“When one uses the words “book dealer” to someone who is not in the business, what is often pictured is a poorly lit and cramped bookstore in the poorer side of town, with shelves sagging from the weight of too many dusty but beautifully hand carved leather wrapped collectibles. In the corner of the store is an over stuffed chair, with a goose neck lamp looking over the shoulder of the dealer, who sits and puffs on his pipe while reading. This well educated and well read, slightly grumpy (but in an oddly kind way) old timer is more at home with his books, and the store cat, than with customers. He knows that the customer really does not understand his books, and he hesitates to sell them - preferring to adopt them to a good home. He is as independent as his cat (maybe that's why he likes the store cat - they share a secret). When he does finally sell a book, it is for lots of money, and he takes great care in preparing the book for it's long and dangerous journey to its new home. Wrapping it in plain paper and tying a string lovingly around the package before passing it over the cluttered counter to the eager and very happy customer. His strong sense of independence does not allow him to ACT like he really needs the sale - even if he does.”  from IOBA Standard  

That sort of doesn’t really describe me… but you could say I lean slightly in that direction, even though I don’t have a cat and I don’t smoke a pipe.  OK… the more I think about it, it’s not really me.

There’s an interesting forum discussion at,
that deals directly with this question.  One “voice”, possibly one of the very few voices on the www tackling the topic,  suggested that,

“I think of book dealers as those who have a high knowledge of the book world, have huge resources at their disposal, contacts, years of experience, and tend to work at the high end market. They have a great love of books. Book sellers, may have the same qualities, but not usually. They are out for the all mighty dollar. They look at books as nothing more than a commodity- roll em in, shove em out. They're after volume sales and in many cases, price is not a consideration.”

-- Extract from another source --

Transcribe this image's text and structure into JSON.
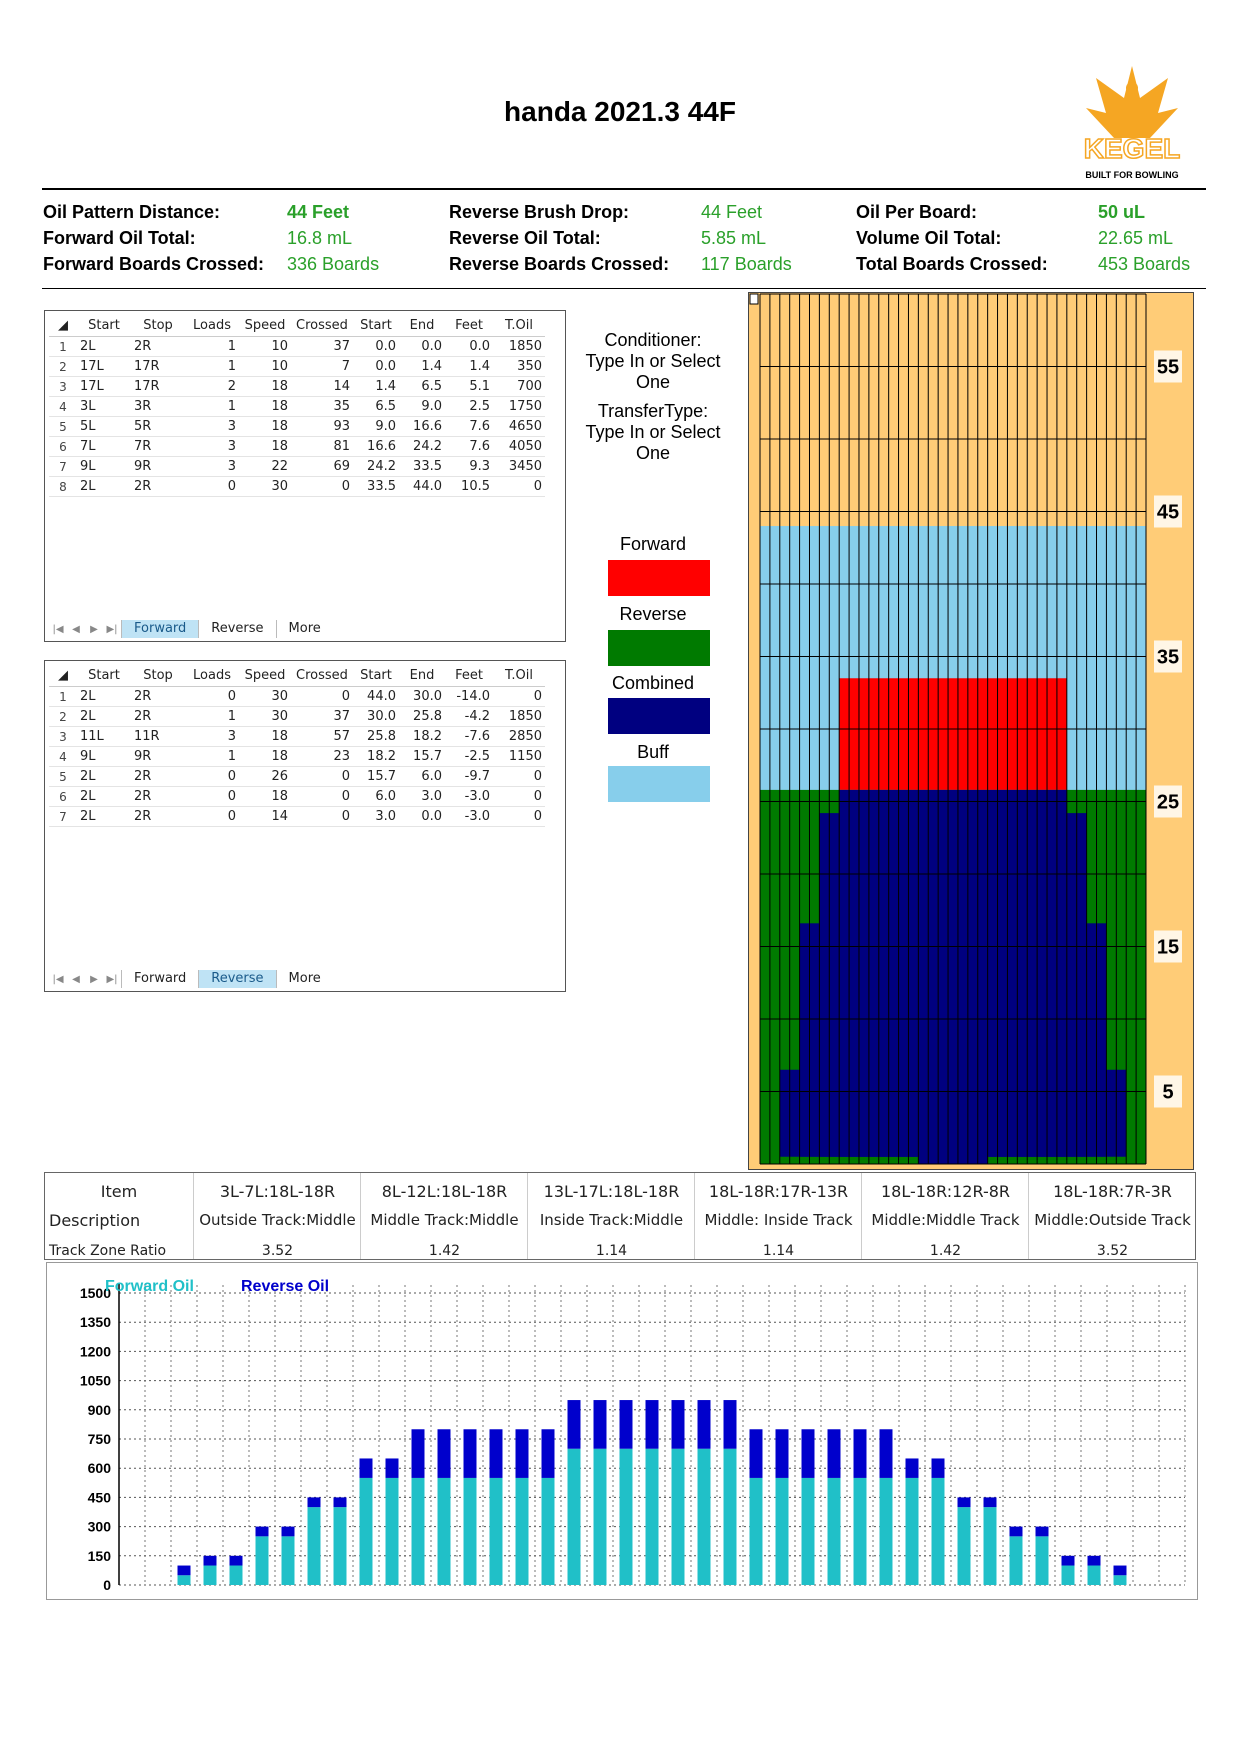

… neither of which is really me and both of which I would like to do more of.

Another interesting reference that came up in my on line search was an article about well known book person, Larry McMurty in the The New York Times entitled “Secondhand Book Wrangler; A Pulitzer Prize Winner Is Also a Profitable Bookseller”.  Well that’s a fairly direct headline.  He’s a bookseller.  His opening lines in the interview were:
 ''I'm Larry McMurtry,'' he said by way of introduction. ''I'm a book dealer in Archer City.''

 Now that’s enough to confuse even this confused book… whatever I am.

The overall impression I got during my on line quest for an answer to this question of the ages, was that there is no difference.  A lack of any solid definition or difference between the two and a lack of further information on the topic, has lead me to this conclusion.  I asked a well known fellow book seller/dealer for an opinion on this matter… he always has an opinion.
I wrote:
“Had a heated discussion last night here in Clunes and without giving too much away, what is the difference between a "bookseller" and "book dealer"?  I look forward to your response.”
He wrote:
“None whatever.  You are obviously associating with idiots and/or wankers. No good can come of this. I suggest you stop talking to these people and spend your time listing books.”

Harsh but sage words from a master.

Finally, I found this definition of a bookseller:
“a dealer in books; a merchant who sells books” 
They also had a definition of a bookdealer:
“a dealer in books; a merchant who sells books” 

Yes, I deal in books and yes I sell books.  I sell books on a regular basis.  I sell all sorts of books to all sorts of people.  I love selling books.  My business card refers to me as a bookseller, but book dealer would also be appropriate.

I’ve written this blog entry partly as a reply to my “accuser”.  If he or anyone reading this would like to comment or direct me to further information, please do not hesitate.  A lengthy reply in the same spirit as this blog entry would also be great.  I will happily post it… with your references.